#### [Supplied entries]
-*-

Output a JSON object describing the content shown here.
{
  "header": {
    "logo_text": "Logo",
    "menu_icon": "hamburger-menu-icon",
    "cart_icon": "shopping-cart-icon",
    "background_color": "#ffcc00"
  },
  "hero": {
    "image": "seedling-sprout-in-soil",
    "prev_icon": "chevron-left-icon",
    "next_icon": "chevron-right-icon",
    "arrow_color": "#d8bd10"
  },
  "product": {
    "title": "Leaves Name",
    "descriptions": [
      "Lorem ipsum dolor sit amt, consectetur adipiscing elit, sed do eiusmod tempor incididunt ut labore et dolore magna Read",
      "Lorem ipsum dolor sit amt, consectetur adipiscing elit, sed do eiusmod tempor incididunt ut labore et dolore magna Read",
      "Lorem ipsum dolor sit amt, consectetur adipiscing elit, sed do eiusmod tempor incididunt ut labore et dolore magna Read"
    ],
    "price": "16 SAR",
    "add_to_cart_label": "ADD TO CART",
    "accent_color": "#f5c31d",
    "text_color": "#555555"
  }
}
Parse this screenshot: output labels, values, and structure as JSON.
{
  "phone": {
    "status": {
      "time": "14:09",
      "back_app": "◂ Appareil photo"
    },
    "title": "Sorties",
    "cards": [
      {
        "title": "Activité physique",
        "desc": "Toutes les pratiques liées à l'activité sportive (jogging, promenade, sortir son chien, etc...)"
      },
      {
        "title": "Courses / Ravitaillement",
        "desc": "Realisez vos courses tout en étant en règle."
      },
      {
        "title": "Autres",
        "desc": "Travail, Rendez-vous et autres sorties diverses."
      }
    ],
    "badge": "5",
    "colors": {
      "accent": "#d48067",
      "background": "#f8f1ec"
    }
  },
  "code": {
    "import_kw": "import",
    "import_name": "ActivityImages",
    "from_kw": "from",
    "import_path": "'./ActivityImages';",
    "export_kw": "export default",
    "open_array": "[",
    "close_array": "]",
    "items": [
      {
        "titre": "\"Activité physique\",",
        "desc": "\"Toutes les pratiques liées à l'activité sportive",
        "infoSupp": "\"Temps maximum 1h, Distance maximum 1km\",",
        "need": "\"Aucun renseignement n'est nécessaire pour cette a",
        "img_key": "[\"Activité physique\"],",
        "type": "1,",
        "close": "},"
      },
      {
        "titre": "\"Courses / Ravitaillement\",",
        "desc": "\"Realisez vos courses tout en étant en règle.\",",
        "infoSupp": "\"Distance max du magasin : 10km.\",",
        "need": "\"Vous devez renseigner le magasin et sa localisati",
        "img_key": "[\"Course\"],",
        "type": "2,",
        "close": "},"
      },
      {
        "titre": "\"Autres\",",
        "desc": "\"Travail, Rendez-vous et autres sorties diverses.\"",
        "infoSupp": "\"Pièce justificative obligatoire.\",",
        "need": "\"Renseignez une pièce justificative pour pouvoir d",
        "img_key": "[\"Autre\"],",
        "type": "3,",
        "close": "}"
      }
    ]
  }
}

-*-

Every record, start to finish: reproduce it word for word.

#### [Response to the exercise]
Output a JSON object describing the content shown here.
{
  "header": {
    "logo_text": "Logo",
    "menu_icon": "hamburger-menu-icon",
    "cart_icon": "shopping-cart-icon",
    "background_color": "#ffcc00"
  },
  "hero": {
    "image": "seedling-sprout-in-soil",
    "prev_icon": "chevron-left-icon",
    "next_icon": "chevron-right-icon",
    "arrow_color": "#d8bd10"
  },
  "product": {
    "title": "Leaves Name",
    "descriptions": [
      "Lorem ipsum dolor sit amt, consectetur adipiscing elit, sed do eiusmod tempor incididunt ut labore et dolore magna Read",
      "Lorem ipsum dolor sit amt, consectetur adipiscing elit, sed do eiusmod tempor incididunt ut labore et dolore magna Read",
      "Lorem ipsum dolor sit amt, consectetur adipiscing elit, sed do eiusmod tempor incididunt ut labore et dolore magna Read"
    ],
    "price": "16 SAR",
    "add_to_cart_label": "ADD TO CART",
    "accent_color": "#f5c31d",
    "text_color": "#555555"
  }
}
Parse this screenshot: output labels, values, and structure as JSON.
{
  "phone": {
    "status": {
      "time": "14:09",
      "back_app": "◂ Appareil photo"
    },
    "title": "Sorties",
    "cards": [
      {
        "title": "Activité physique",
        "desc": "Toutes les pratiques liées à l'activité sportive (jogging, promenade, sortir son chien, etc...)"
      },
      {
        "title": "Courses / Ravitaillement",
        "desc": "Realisez vos courses tout en étant en règle."
      },
      {
        "title": "Autres",
        "desc": "Travail, Rendez-vous et autres sorties diverses."
      }
    ],
    "badge": "5",
    "colors": {
      "accent": "#d48067",
      "background": "#f8f1ec"
    }
  },
  "code": {
    "import_kw": "import",
    "import_name": "ActivityImages",
    "from_kw": "from",
    "import_path": "'./ActivityImages';",
    "export_kw": "export default",
    "open_array": "[",
    "close_array": "]",
    "items": [
      {
        "titre": "\"Activité physique\",",
        "desc": "\"Toutes les pratiques liées à l'activité sportive",
        "infoSupp": "\"Temps maximum 1h, Distance maximum 1km\",",
        "need": "\"Aucun renseignement n'est nécessaire pour cette a",
        "img_key": "[\"Activité physique\"],",
        "type": "1,",
        "close": "},"
      },
      {
        "titre": "\"Courses / Ravitaillement\",",
        "desc": "\"Realisez vos courses tout en étant en règle.\",",
        "infoSupp": "\"Distance max du magasin : 10km.\",",
        "need": "\"Vous devez renseigner le magasin et sa localisati",
        "img_key": "[\"Course\"],",
        "type": "2,",
        "close": "},"
      },
      {
        "titre": "\"Autres\",",
        "desc": "\"Travail, Rendez-vous et autres sorties diverses.\"",
        "infoSupp": "\"Pièce justificative obligatoire.\",",
        "need": "\"Renseignez une pièce justificative pour pouvoir d",
        "img_key": "[\"Autre\"],",
        "type": "3,",
        "close": "}"
      }
    ]
  }
}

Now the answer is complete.